Now the serpent was more crafty than any other beast of the field that the LORD God had made (Genesis 3:1).
Before proceeding with this short reflection, let me acknowledge that those who perpetrate evil do not always intend to do so. It is possible to be deceived, and therefore it is possible for us to do evil while believing we do good. Moral decisions are always tied to a vision of “the good,” but sometimes we fail to see clearly. Therefore, Jesus’ words from the cross, “Father, forgive them, for they know not what they are doing,” are worth remembering.
And then, of course, sometimes those who perpetrate evil know exactly what they are doing.
The word translated as “crafty” in the verse above is the Hebrew word for wisdom—the same one used for wisdom in Proverbs, for instance. So the verse could be translated, “The serpent was wiser than any other beast the LORD God had made.” It is meant to alert the reader that the serpent, in tempting Adam and Eve to eat of the tree, knew exactly what he wanted to accomplish, and how to deftly go about doing it.
In Abuse of Discretion: The Inside Story of Roe v. Wade, Clarke Forsythe exposes much of the legal underbelly of Roe, with particular attention to the papers of the Supreme Court justices who decided the case.
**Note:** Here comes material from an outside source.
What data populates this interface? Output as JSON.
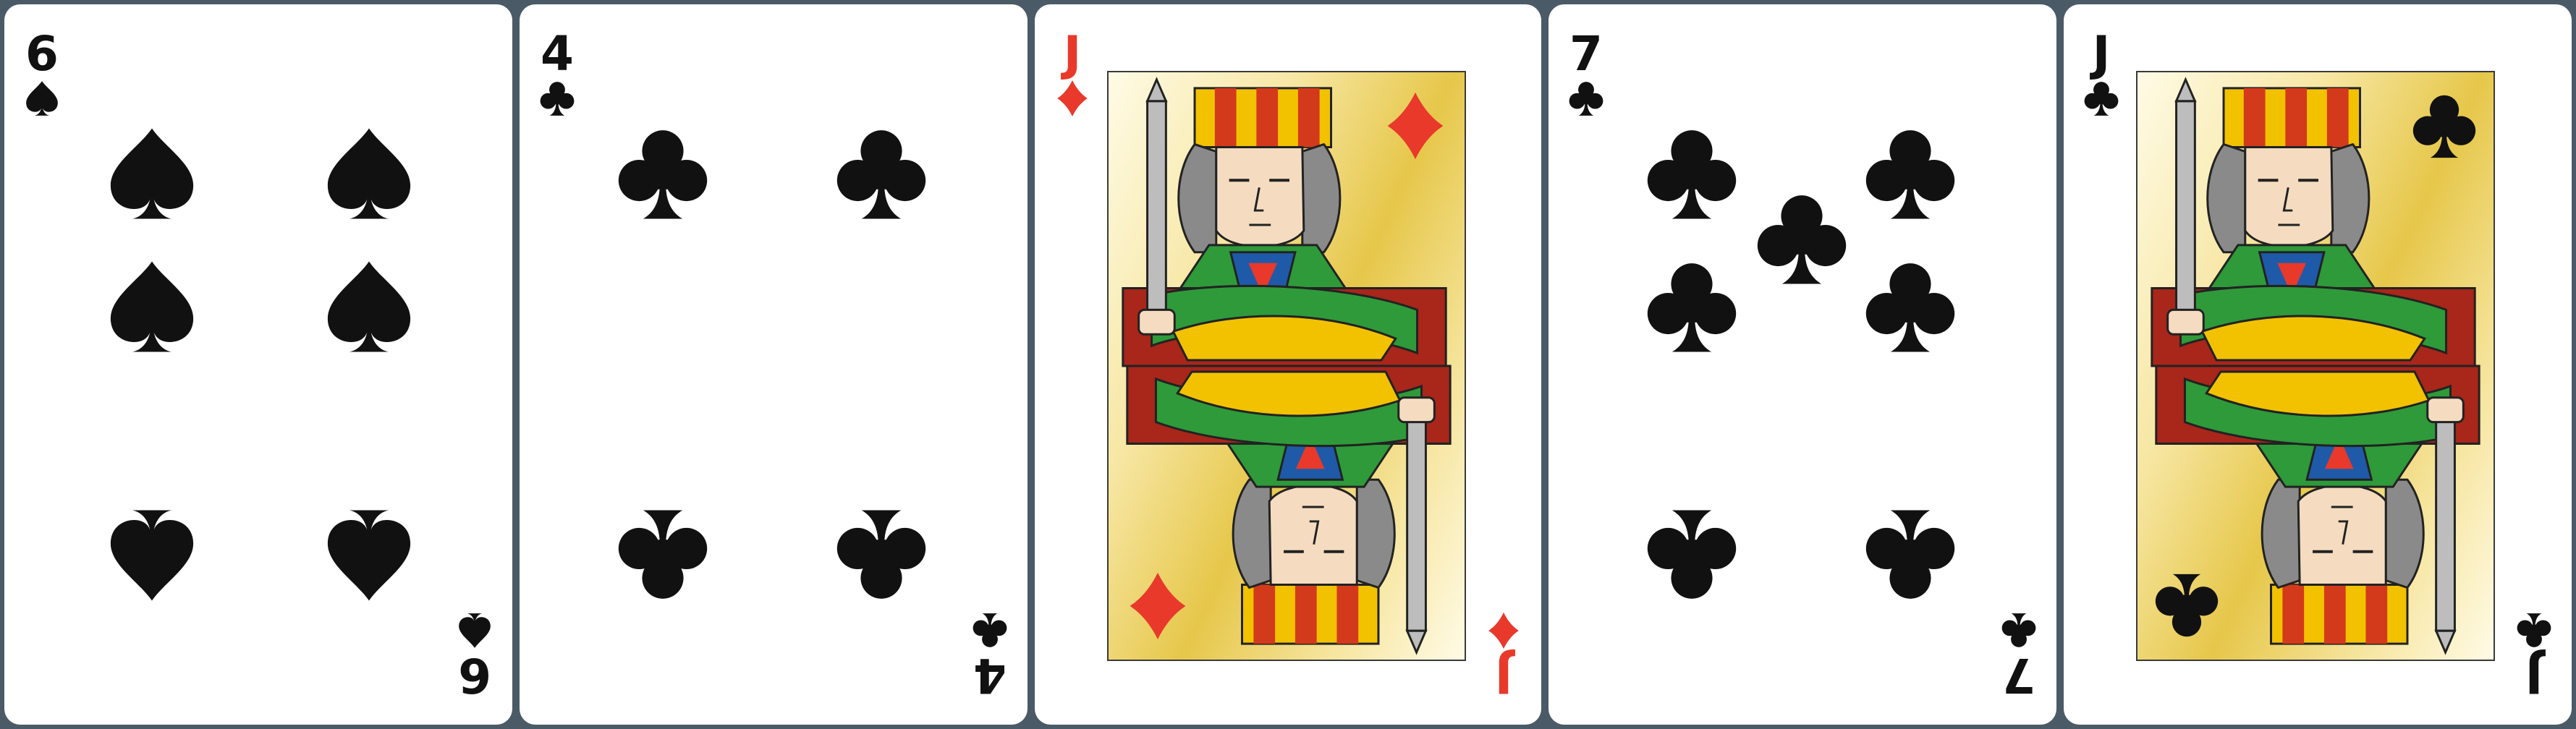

His account of judicial manipulation immediately prior to Roe particularly caught my attention.
Eisenstadt v. Baird was a case concerning contraception that the Supreme Court decided during the same time it was considering Roe. In his Eisenstadt opinion, a draft of which was released just before the initial oral arguments for Roe, Justice William Brennan wrote
If the right of privacy means anything, it is the right of the individual, married or single, to be free from unwarranted governmental intrusion into matters so fundamentally affecting a person as the decision whether to bear or beget a child.
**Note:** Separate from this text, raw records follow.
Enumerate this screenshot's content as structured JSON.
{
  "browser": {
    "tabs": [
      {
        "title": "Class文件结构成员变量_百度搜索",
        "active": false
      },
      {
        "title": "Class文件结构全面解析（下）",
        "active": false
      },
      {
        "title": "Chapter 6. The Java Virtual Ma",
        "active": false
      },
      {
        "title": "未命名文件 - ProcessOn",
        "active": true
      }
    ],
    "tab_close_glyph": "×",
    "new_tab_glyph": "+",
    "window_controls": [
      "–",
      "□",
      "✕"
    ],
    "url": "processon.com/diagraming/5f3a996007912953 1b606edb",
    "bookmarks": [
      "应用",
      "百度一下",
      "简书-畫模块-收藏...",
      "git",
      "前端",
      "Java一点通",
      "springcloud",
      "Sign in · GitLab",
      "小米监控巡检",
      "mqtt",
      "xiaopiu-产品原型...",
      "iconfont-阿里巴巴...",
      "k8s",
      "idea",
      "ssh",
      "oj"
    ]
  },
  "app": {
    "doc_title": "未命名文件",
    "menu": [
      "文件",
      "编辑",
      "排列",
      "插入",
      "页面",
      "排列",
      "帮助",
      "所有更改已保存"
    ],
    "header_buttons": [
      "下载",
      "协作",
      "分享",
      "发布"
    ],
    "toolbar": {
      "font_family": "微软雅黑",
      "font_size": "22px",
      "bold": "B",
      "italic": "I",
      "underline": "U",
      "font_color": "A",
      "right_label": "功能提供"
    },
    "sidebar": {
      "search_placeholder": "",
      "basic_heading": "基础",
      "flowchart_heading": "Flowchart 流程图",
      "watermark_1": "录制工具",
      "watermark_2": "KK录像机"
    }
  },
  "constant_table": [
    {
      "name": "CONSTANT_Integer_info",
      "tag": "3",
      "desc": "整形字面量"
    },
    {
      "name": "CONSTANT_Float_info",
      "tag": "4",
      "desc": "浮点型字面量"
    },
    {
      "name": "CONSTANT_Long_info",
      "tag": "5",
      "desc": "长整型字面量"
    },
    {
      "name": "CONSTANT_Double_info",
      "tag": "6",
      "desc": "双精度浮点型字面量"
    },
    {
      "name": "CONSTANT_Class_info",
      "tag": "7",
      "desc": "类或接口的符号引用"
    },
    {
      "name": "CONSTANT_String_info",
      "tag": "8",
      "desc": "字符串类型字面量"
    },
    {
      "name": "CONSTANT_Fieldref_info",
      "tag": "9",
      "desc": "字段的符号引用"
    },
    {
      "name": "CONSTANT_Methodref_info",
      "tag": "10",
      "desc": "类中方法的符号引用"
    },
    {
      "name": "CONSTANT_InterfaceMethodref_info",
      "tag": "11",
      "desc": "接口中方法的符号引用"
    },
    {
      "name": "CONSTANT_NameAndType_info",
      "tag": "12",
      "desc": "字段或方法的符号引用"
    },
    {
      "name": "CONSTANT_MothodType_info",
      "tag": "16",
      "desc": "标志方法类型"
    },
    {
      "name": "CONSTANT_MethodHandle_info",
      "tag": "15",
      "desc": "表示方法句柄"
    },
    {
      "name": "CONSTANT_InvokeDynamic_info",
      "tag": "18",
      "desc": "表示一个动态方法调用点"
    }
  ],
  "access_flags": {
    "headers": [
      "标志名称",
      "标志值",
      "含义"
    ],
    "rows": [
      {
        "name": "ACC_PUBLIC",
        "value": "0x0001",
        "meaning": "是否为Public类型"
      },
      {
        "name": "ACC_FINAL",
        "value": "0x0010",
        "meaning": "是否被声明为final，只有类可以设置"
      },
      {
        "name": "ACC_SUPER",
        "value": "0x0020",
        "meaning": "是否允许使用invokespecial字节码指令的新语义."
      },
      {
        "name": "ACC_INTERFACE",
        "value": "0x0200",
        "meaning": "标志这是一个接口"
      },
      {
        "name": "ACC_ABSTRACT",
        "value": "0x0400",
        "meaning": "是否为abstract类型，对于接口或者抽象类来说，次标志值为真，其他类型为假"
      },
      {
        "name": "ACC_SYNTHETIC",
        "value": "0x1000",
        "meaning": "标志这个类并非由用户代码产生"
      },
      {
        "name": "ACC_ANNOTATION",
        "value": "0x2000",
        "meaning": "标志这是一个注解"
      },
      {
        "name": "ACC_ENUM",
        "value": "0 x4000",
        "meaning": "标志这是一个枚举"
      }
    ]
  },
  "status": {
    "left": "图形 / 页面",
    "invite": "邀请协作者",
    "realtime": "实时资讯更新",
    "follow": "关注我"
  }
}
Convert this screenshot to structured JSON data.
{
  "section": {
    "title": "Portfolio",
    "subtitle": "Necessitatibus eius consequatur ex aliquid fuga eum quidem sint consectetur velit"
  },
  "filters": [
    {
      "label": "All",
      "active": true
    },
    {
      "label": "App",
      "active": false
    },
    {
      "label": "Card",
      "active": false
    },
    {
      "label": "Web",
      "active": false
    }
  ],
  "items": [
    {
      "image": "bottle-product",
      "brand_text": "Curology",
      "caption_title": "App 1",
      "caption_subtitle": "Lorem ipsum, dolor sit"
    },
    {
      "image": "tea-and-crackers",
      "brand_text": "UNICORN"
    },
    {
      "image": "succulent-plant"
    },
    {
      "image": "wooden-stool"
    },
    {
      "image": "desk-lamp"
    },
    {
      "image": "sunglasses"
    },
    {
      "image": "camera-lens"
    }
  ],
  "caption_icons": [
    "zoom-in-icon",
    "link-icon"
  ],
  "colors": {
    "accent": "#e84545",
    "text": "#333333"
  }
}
Forsythe notes first that Brennan doesn’t bother to argue his point; he simply asserts it. Second, Eisenstadt wasn’t based on privacy, but rather on the Equal Protection Clause of the 14th Amendment, which in effect meant that Brennan’s comment was superfluous to the actual case, suggesting he made it for another reason.
That other reason becomes apparent in Brennan’s assertion of the right of an individual to decide whether “to bear or beget” a child. Contraception, of course, has to do with begetting a child. Bearing an already-begotten child, however, is another matter, and, while related, is technically outside the purview of contraception. Why then include the language “to bear”?
Brennan effectively suggested a right of privacy and connected abortion to it, thereby seeding Eisenstadt with an argument and language that could be used in the coming months to justify abortion in Roe. Lest we think this was simply sloppy judicial writing, Brennan, in a memorandum to Justice William Douglas, told his colleague that his Eisenstadt opinion would be useful in deciding Roe.
And so it was, the phrase “bear and beget” being picked up in popular media and marshalled immediately in abortion cases, including Roe. Brennan had effectively eased the way for Roe, establishing a legal precedent by planting the reasoning for abortion in Eisenstadt.
The serpent was no dummy—he knew exactly what he was doing. He knew who to approach, what to say, and how to say it in order to tempt Adam and Eve to eat the fruit. He believed that he could deceive Eve, and that Adam, who was with her, would be too weak to step in and prevent it. They ate, and the human race has suffered ever since.
Forsythe’s book can be found here.